The data →
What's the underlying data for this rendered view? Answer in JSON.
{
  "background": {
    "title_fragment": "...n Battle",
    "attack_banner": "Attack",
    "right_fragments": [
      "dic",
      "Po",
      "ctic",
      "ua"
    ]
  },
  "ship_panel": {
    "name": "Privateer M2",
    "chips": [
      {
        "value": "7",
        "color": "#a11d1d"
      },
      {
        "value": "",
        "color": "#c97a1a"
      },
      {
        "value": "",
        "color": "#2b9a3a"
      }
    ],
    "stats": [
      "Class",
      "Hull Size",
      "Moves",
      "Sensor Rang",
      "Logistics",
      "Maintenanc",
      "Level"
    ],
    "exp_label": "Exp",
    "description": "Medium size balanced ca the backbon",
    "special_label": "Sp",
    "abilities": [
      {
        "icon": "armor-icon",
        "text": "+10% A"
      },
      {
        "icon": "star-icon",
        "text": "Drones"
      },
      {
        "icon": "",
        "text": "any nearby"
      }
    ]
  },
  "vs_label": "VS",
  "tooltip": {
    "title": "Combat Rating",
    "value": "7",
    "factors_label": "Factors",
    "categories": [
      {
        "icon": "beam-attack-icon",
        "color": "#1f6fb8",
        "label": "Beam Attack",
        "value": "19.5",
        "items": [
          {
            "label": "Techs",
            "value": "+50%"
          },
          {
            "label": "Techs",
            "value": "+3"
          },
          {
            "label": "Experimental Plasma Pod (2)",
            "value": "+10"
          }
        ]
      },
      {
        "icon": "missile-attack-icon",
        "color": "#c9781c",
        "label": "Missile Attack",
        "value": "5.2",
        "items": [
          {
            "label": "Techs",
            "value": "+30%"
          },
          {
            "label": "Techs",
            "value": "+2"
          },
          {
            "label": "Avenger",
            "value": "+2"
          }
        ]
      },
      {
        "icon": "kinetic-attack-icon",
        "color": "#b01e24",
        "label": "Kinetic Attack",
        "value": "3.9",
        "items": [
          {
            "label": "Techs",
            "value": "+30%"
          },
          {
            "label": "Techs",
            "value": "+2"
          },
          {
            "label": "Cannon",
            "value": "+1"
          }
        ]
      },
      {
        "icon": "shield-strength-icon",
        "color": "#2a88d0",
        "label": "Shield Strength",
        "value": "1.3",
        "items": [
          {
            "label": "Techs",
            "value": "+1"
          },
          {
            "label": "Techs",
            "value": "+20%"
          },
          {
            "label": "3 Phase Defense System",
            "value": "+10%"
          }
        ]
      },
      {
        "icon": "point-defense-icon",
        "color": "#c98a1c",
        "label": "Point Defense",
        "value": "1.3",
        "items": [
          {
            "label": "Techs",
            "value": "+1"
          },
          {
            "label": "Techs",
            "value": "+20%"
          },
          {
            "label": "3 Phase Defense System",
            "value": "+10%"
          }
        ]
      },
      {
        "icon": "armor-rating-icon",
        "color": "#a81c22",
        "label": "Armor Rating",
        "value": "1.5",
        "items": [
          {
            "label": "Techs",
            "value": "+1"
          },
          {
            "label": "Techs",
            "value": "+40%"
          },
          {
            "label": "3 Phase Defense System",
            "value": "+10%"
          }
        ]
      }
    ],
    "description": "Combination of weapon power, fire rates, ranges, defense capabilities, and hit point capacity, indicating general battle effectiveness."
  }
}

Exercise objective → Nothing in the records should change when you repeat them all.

Answer space →
What's the underlying data for this rendered view? Answer in JSON.
{
  "background": {
    "title_fragment": "...n Battle",
    "attack_banner": "Attack",
    "right_fragments": [
      "dic",
      "Po",
      "ctic",
      "ua"
    ]
  },
  "ship_panel": {
    "name": "Privateer M2",
    "chips": [
      {
        "value": "7",
        "color": "#a11d1d"
      },
      {
        "value": "",
        "color": "#c97a1a"
      },
      {
        "value": "",
        "color": "#2b9a3a"
      }
    ],
    "stats": [
      "Class",
      "Hull Size",
      "Moves",
      "Sensor Rang",
      "Logistics",
      "Maintenanc",
      "Level"
    ],
    "exp_label": "Exp",
    "description": "Medium size balanced ca the backbon",
    "special_label": "Sp",
    "abilities": [
      {
        "icon": "armor-icon",
        "text": "+10% A"
      },
      {
        "icon": "star-icon",
        "text": "Drones"
      },
      {
        "icon": "",
        "text": "any nearby"
      }
    ]
  },
  "vs_label": "VS",
  "tooltip": {
    "title": "Combat Rating",
    "value": "7",
    "factors_label": "Factors",
    "categories": [
      {
        "icon": "beam-attack-icon",
        "color": "#1f6fb8",
        "label": "Beam Attack",
        "value": "19.5",
        "items": [
          {
            "label": "Techs",
            "value": "+50%"
          },
          {
            "label": "Techs",
            "value": "+3"
          },
          {
            "label": "Experimental Plasma Pod (2)",
            "value": "+10"
          }
        ]
      },
      {
        "icon": "missile-attack-icon",
        "color": "#c9781c",
        "label": "Missile Attack",
        "value": "5.2",
        "items": [
          {
            "label": "Techs",
            "value": "+30%"
          },
          {
            "label": "Techs",
            "value": "+2"
          },
          {
            "label": "Avenger",
            "value": "+2"
          }
        ]
      },
      {
        "icon": "kinetic-attack-icon",
        "color": "#b01e24",
        "label": "Kinetic Attack",
        "value": "3.9",
        "items": [
          {
            "label": "Techs",
            "value": "+30%"
          },
          {
            "label": "Techs",
            "value": "+2"
          },
          {
            "label": "Cannon",
            "value": "+1"
          }
        ]
      },
      {
        "icon": "shield-strength-icon",
        "color": "#2a88d0",
        "label": "Shield Strength",
        "value": "1.3",
        "items": [
          {
            "label": "Techs",
            "value": "+1"
          },
          {
            "label": "Techs",
            "value": "+20%"
          },
          {
            "label": "3 Phase Defense System",
            "value": "+10%"
          }
        ]
      },
      {
        "icon": "point-defense-icon",
        "color": "#c98a1c",
        "label": "Point Defense",
        "value": "1.3",
        "items": [
          {
            "label": "Techs",
            "value": "+1"
          },
          {
            "label": "Techs",
            "value": "+20%"
          },
          {
            "label": "3 Phase Defense System",
            "value": "+10%"
          }
        ]
      },
      {
        "icon": "armor-rating-icon",
        "color": "#a81c22",
        "label": "Armor Rating",
        "value": "1.5",
        "items": [
          {
            "label": "Techs",
            "value": "+1"
          },
          {
            "label": "Techs",
            "value": "+40%"
          },
          {
            "label": "3 Phase Defense System",
            "value": "+10%"
          }
        ]
      }
    ],
    "description": "Combination of weapon power, fire rates, ranges, defense capabilities, and hit point capacity, indicating general battle effectiveness."
  }
}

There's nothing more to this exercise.